(App and web page records)
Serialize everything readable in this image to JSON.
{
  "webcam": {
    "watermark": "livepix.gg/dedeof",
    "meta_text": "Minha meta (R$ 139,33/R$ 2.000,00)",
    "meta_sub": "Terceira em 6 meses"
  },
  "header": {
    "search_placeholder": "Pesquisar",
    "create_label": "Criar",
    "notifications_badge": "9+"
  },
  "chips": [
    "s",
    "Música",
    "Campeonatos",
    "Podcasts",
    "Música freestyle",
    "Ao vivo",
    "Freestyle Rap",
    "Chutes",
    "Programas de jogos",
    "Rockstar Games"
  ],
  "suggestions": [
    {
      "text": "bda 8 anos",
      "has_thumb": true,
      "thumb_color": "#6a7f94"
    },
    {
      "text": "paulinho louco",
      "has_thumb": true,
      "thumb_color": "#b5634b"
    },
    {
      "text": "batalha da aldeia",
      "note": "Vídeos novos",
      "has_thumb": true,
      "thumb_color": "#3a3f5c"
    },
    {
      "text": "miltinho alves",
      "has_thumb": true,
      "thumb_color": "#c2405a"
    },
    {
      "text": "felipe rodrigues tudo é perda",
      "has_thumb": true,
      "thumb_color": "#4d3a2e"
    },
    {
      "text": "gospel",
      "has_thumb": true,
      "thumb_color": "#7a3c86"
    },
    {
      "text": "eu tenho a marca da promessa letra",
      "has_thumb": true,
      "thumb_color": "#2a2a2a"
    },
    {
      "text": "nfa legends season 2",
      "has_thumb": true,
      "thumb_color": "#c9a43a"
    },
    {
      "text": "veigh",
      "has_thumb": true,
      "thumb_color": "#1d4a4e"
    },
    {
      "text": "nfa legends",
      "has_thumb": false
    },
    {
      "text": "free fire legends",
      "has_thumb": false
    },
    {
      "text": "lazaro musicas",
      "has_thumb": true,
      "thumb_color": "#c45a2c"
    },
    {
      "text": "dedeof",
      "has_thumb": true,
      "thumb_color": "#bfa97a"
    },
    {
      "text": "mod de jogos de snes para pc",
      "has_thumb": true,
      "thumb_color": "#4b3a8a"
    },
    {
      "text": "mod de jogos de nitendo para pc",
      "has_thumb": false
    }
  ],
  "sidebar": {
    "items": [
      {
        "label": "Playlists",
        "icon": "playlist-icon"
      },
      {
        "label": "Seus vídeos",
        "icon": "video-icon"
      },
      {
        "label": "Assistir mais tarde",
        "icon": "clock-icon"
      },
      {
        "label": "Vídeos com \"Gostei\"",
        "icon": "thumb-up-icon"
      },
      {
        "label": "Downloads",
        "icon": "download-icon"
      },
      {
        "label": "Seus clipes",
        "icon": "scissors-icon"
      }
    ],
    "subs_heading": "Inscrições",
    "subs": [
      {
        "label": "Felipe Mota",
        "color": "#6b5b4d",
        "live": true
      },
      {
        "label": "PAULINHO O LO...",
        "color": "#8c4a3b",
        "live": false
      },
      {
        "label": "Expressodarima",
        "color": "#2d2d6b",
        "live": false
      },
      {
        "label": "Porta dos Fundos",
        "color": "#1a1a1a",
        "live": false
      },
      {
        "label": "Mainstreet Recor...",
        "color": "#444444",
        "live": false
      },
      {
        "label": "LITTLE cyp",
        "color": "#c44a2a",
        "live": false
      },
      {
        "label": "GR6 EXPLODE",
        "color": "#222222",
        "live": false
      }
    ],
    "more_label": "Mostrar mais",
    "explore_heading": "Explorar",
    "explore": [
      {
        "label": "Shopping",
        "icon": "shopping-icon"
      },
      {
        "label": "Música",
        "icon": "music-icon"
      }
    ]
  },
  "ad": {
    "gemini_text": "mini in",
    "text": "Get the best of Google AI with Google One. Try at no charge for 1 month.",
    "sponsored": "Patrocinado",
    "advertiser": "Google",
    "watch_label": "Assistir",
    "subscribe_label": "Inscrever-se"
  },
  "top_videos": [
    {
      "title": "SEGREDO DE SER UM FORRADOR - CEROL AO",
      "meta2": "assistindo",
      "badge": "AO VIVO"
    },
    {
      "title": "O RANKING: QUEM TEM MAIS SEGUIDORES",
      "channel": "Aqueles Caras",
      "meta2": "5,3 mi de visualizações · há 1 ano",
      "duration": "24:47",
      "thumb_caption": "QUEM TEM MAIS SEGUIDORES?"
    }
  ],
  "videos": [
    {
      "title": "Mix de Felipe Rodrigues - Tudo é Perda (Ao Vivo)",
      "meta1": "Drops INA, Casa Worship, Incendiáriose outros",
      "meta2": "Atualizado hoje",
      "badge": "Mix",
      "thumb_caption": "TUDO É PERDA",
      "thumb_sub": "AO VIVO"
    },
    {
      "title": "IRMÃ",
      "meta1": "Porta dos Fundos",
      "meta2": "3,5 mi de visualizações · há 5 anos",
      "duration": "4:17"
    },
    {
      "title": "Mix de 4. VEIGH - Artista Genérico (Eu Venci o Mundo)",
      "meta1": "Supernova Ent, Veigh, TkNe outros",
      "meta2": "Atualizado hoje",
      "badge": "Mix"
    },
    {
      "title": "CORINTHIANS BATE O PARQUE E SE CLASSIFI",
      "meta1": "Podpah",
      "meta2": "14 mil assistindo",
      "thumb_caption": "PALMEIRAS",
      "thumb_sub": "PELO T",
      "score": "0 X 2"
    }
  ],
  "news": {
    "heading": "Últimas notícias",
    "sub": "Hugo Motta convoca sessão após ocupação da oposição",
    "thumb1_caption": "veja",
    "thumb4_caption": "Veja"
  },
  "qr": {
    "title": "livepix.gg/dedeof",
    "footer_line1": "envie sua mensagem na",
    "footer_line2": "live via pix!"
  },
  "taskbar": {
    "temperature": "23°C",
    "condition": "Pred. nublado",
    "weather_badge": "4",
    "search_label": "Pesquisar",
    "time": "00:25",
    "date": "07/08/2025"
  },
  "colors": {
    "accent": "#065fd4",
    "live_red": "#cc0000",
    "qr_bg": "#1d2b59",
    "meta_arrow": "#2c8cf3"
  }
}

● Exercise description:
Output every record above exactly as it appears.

● Task result:
Serialize everything readable in this image to JSON.
{
  "webcam": {
    "watermark": "livepix.gg/dedeof",
    "meta_text": "Minha meta (R$ 139,33/R$ 2.000,00)",
    "meta_sub": "Terceira em 6 meses"
  },
  "header": {
    "search_placeholder": "Pesquisar",
    "create_label": "Criar",
    "notifications_badge": "9+"
  },
  "chips": [
    "s",
    "Música",
    "Campeonatos",
    "Podcasts",
    "Música freestyle",
    "Ao vivo",
    "Freestyle Rap",
    "Chutes",
    "Programas de jogos",
    "Rockstar Games"
  ],
  "suggestions": [
    {
      "text": "bda 8 anos",
      "has_thumb": true,
      "thumb_color": "#6a7f94"
    },
    {
      "text": "paulinho louco",
      "has_thumb": true,
      "thumb_color": "#b5634b"
    },
    {
      "text": "batalha da aldeia",
      "note": "Vídeos novos",
      "has_thumb": true,
      "thumb_color": "#3a3f5c"
    },
    {
      "text": "miltinho alves",
      "has_thumb": true,
      "thumb_color": "#c2405a"
    },
    {
      "text": "felipe rodrigues tudo é perda",
      "has_thumb": true,
      "thumb_color": "#4d3a2e"
    },
    {
      "text": "gospel",
      "has_thumb": true,
      "thumb_color": "#7a3c86"
    },
    {
      "text": "eu tenho a marca da promessa letra",
      "has_thumb": true,
      "thumb_color": "#2a2a2a"
    },
    {
      "text": "nfa legends season 2",
      "has_thumb": true,
      "thumb_color": "#c9a43a"
    },
    {
      "text": "veigh",
      "has_thumb": true,
      "thumb_color": "#1d4a4e"
    },
    {
      "text": "nfa legends",
      "has_thumb": false
    },
    {
      "text": "free fire legends",
      "has_thumb": false
    },
    {
      "text": "lazaro musicas",
      "has_thumb": true,
      "thumb_color": "#c45a2c"
    },
    {
      "text": "dedeof",
      "has_thumb": true,
      "thumb_color": "#bfa97a"
    },
    {
      "text": "mod de jogos de snes para pc",
      "has_thumb": true,
      "thumb_color": "#4b3a8a"
    },
    {
      "text": "mod de jogos de nitendo para pc",
      "has_thumb": false
    }
  ],
  "sidebar": {
    "items": [
      {
        "label": "Playlists",
        "icon": "playlist-icon"
      },
      {
        "label": "Seus vídeos",
        "icon": "video-icon"
      },
      {
        "label": "Assistir mais tarde",
        "icon": "clock-icon"
      },
      {
        "label": "Vídeos com \"Gostei\"",
        "icon": "thumb-up-icon"
      },
      {
        "label": "Downloads",
        "icon": "download-icon"
      },
      {
        "label": "Seus clipes",
        "icon": "scissors-icon"
      }
    ],
    "subs_heading": "Inscrições",
    "subs": [
      {
        "label": "Felipe Mota",
        "color": "#6b5b4d",
        "live": true
      },
      {
        "label": "PAULINHO O LO...",
        "color": "#8c4a3b",
        "live": false
      },
      {
        "label": "Expressodarima",
        "color": "#2d2d6b",
        "live": false
      },
      {
        "label": "Porta dos Fundos",
        "color": "#1a1a1a",
        "live": false
      },
      {
        "label": "Mainstreet Recor...",
        "color": "#444444",
        "live": false
      },
      {
        "label": "LITTLE cyp",
        "color": "#c44a2a",
        "live": false
      },
      {
        "label": "GR6 EXPLODE",
        "color": "#222222",
        "live": false
      }
    ],
    "more_label": "Mostrar mais",
    "explore_heading": "Explorar",
    "explore": [
      {
        "label": "Shopping",
        "icon": "shopping-icon"
      },
      {
        "label": "Música",
        "icon": "music-icon"
      }
    ]
  },
  "ad": {
    "gemini_text": "mini in",
    "text": "Get the best of Google AI with Google One. Try at no charge for 1 month.",
    "sponsored": "Patrocinado",
    "advertiser": "Google",
    "watch_label": "Assistir",
    "subscribe_label": "Inscrever-se"
  },
  "top_videos": [
    {
      "title": "SEGREDO DE SER UM FORRADOR - CEROL AO",
      "meta2": "assistindo",
      "badge": "AO VIVO"
    },
    {
      "title": "O RANKING: QUEM TEM MAIS SEGUIDORES",
      "channel": "Aqueles Caras",
      "meta2": "5,3 mi de visualizações · há 1 ano",
      "duration": "24:47",
      "thumb_caption": "QUEM TEM MAIS SEGUIDORES?"
    }
  ],
  "videos": [
    {
      "title": "Mix de Felipe Rodrigues - Tudo é Perda (Ao Vivo)",
      "meta1": "Drops INA, Casa Worship, Incendiáriose outros",
      "meta2": "Atualizado hoje",
      "badge": "Mix",
      "thumb_caption": "TUDO É PERDA",
      "thumb_sub": "AO VIVO"
    },
    {
      "title": "IRMÃ",
      "meta1": "Porta dos Fundos",
      "meta2": "3,5 mi de visualizações · há 5 anos",
      "duration": "4:17"
    },
    {
      "title": "Mix de 4. VEIGH - Artista Genérico (Eu Venci o Mundo)",
      "meta1": "Supernova Ent, Veigh, TkNe outros",
      "meta2": "Atualizado hoje",
      "badge": "Mix"
    },
    {
      "title": "CORINTHIANS BATE O PARQUE E SE CLASSIFI",
      "meta1": "Podpah",
      "meta2": "14 mil assistindo",
      "thumb_caption": "PALMEIRAS",
      "thumb_sub": "PELO T",
      "score": "0 X 2"
    }
  ],
  "news": {
    "heading": "Últimas notícias",
    "sub": "Hugo Motta convoca sessão após ocupação da oposição",
    "thumb1_caption": "veja",
    "thumb4_caption": "Veja"
  },
  "qr": {
    "title": "livepix.gg/dedeof",
    "footer_line1": "envie sua mensagem na",
    "footer_line2": "live via pix!"
  },
  "taskbar": {
    "temperature": "23°C",
    "condition": "Pred. nublado",
    "weather_badge": "4",
    "search_label": "Pesquisar",
    "time": "00:25",
    "date": "07/08/2025"
  },
  "colors": {
    "accent": "#065fd4",
    "live_red": "#cc0000",
    "qr_bg": "#1d2b59",
    "meta_arrow": "#2c8cf3"
  }
}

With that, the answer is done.